** Exercise inputs follows **
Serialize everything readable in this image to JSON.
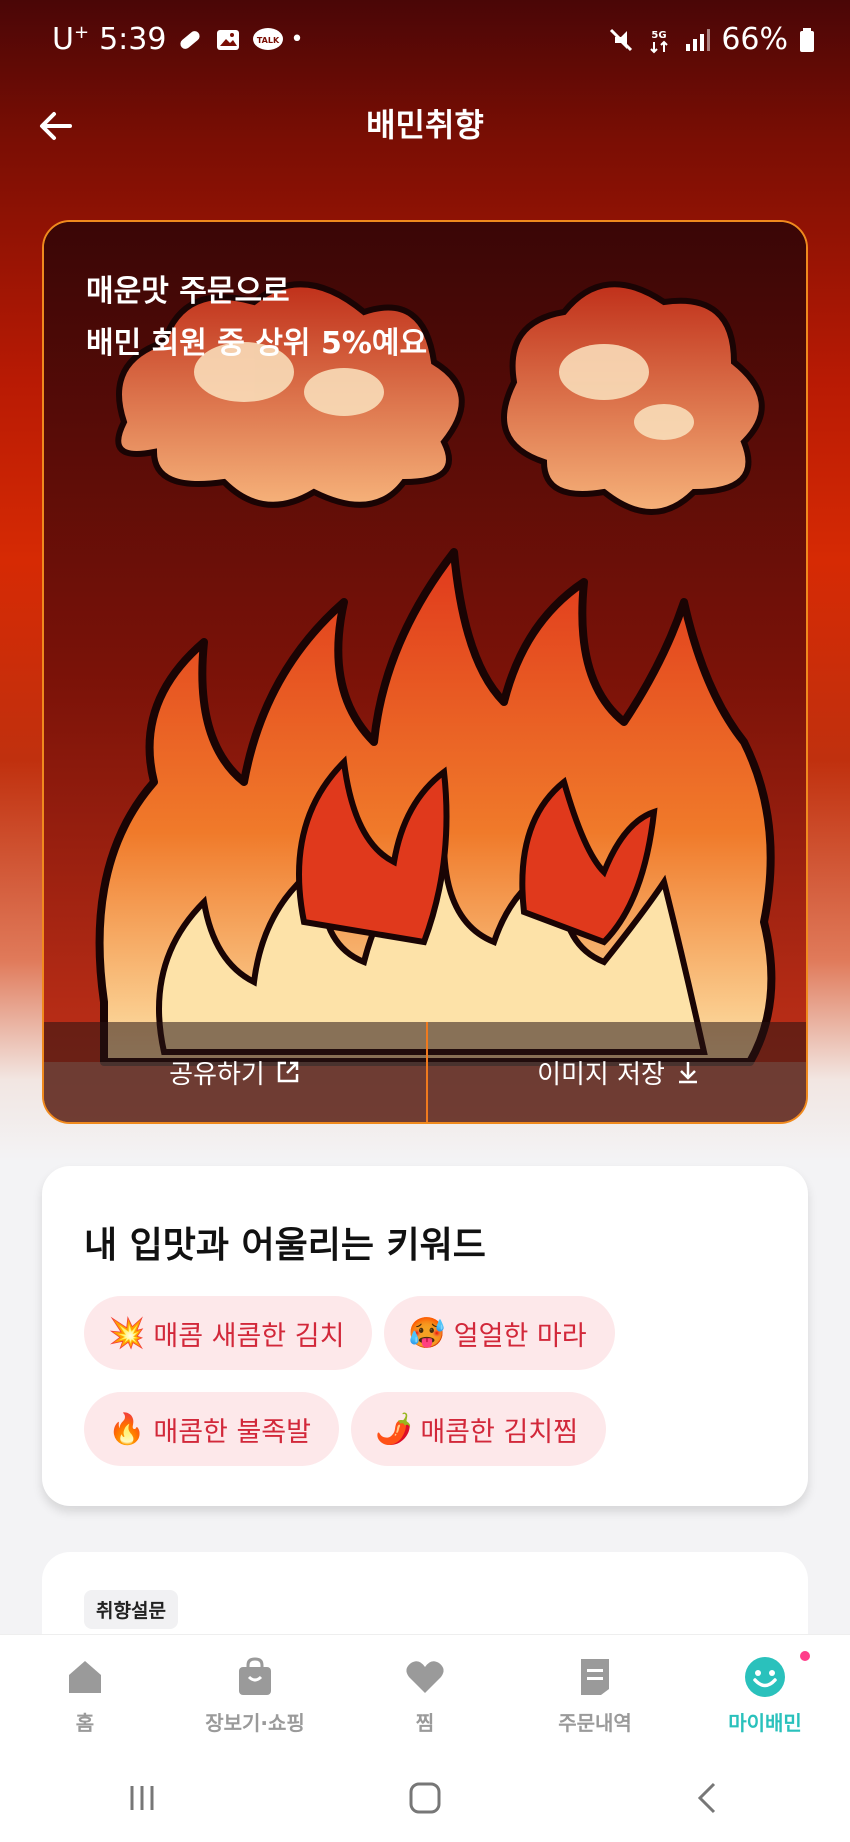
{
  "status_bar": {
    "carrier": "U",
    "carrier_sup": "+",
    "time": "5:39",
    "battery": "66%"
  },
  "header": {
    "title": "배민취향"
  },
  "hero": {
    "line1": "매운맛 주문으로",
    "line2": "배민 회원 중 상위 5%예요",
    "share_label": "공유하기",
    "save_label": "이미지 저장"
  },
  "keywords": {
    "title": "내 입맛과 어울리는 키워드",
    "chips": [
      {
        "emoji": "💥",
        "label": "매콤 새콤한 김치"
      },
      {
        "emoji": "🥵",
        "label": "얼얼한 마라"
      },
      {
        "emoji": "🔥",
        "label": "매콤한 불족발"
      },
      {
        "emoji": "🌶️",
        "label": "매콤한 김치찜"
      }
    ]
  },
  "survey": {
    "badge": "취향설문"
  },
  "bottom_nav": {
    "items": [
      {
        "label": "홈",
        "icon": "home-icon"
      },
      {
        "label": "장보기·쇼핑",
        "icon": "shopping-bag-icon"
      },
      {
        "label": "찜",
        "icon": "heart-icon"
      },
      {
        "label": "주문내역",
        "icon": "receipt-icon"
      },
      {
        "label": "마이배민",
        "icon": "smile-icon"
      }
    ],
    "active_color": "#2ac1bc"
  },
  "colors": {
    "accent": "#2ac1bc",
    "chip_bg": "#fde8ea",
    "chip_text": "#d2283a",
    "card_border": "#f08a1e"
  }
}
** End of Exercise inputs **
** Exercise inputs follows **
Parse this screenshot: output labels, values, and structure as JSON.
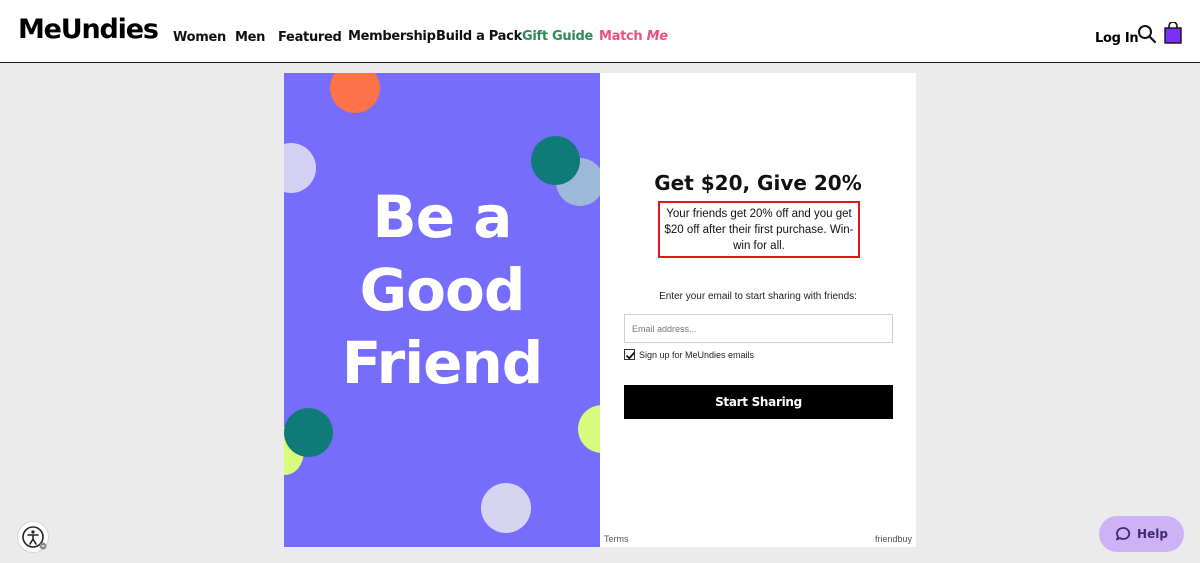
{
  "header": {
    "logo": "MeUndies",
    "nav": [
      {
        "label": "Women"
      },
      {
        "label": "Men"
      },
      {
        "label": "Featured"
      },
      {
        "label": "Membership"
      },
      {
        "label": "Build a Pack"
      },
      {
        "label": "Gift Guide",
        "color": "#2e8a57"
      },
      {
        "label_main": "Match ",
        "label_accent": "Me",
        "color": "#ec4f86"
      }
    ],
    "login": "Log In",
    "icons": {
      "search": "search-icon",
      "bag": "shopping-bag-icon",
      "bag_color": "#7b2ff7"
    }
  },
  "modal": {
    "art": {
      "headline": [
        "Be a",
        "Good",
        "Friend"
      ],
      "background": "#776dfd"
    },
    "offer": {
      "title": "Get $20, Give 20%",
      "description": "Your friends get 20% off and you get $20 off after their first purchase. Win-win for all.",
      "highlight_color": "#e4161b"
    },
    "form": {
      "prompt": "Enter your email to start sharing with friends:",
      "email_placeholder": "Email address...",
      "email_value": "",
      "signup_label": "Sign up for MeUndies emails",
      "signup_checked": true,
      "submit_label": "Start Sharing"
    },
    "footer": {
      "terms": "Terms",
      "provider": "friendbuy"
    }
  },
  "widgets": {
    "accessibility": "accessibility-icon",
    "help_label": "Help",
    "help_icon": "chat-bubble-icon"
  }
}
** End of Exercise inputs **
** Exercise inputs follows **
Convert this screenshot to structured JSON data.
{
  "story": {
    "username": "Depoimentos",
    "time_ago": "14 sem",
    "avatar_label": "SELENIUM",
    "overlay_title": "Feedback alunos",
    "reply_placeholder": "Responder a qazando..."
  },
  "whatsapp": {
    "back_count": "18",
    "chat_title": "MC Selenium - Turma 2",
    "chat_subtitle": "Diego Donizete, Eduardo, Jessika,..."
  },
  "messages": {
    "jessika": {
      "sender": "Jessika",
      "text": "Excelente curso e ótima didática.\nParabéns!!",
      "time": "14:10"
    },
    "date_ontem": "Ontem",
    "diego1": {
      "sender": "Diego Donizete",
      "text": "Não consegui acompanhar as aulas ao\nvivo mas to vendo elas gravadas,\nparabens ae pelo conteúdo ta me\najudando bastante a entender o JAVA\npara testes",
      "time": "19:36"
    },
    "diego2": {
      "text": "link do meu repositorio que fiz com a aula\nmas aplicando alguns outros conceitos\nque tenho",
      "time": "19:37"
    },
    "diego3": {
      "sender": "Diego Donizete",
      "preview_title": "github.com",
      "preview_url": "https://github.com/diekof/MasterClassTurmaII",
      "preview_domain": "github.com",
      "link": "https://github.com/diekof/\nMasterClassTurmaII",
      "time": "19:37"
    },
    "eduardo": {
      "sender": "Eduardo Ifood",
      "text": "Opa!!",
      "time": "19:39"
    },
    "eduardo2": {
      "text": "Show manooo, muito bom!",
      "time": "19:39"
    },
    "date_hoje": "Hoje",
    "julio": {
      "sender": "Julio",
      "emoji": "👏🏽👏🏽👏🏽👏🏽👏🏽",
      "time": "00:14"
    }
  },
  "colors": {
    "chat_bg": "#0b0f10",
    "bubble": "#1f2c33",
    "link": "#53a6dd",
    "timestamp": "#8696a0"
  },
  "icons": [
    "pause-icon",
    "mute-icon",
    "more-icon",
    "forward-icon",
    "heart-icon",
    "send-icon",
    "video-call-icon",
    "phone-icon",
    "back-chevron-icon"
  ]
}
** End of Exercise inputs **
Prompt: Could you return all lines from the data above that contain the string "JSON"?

Output for this task:
Serialize everything readable in this image to JSON.
Parse this screenshot: output labels, values, and structure as JSON.
Convert this screenshot to structured JSON data.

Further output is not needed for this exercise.